_DATA SUPPLIED_.
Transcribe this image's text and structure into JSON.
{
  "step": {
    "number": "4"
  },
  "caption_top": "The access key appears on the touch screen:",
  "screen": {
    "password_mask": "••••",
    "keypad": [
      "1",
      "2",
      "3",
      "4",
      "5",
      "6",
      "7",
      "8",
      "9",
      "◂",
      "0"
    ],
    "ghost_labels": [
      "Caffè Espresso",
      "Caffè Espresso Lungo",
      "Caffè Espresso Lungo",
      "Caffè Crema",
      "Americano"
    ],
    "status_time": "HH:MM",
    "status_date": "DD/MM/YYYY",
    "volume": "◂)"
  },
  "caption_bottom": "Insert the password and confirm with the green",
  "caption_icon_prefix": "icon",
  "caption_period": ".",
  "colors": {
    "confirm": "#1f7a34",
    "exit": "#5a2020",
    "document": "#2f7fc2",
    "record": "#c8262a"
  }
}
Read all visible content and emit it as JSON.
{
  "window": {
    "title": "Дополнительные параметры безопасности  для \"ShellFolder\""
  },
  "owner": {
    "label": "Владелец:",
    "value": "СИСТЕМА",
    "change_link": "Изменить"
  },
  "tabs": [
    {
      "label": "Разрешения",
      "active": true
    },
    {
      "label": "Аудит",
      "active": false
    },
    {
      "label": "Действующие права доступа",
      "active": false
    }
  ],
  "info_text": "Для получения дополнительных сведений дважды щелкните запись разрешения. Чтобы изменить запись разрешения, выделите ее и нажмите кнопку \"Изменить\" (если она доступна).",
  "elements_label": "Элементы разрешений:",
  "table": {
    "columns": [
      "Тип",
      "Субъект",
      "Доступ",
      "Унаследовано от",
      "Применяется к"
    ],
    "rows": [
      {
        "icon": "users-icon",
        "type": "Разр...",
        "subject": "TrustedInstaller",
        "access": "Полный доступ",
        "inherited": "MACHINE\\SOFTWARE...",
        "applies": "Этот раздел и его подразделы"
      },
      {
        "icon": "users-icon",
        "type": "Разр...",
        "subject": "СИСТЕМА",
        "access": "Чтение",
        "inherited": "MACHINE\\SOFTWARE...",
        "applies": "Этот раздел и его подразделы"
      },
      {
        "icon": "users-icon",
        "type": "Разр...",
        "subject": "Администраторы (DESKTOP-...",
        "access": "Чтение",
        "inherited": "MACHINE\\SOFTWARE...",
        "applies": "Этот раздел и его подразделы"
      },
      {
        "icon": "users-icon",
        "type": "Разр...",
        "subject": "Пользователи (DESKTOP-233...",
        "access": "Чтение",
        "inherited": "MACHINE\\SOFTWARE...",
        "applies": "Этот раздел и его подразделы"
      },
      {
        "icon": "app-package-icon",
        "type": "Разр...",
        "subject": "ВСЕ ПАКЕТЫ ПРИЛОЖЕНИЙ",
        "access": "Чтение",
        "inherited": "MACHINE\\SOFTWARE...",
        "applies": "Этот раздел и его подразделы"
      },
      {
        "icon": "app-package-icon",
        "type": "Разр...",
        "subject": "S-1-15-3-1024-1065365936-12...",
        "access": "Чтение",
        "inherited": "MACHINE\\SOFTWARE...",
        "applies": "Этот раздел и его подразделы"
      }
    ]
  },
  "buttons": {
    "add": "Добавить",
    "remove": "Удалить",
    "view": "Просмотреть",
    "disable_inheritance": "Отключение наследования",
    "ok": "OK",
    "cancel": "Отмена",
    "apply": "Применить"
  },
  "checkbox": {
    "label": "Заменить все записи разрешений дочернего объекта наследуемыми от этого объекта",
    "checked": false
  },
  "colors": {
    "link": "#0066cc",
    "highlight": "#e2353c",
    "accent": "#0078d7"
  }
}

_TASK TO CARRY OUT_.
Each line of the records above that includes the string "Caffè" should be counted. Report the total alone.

_TASK ANSWER_.
4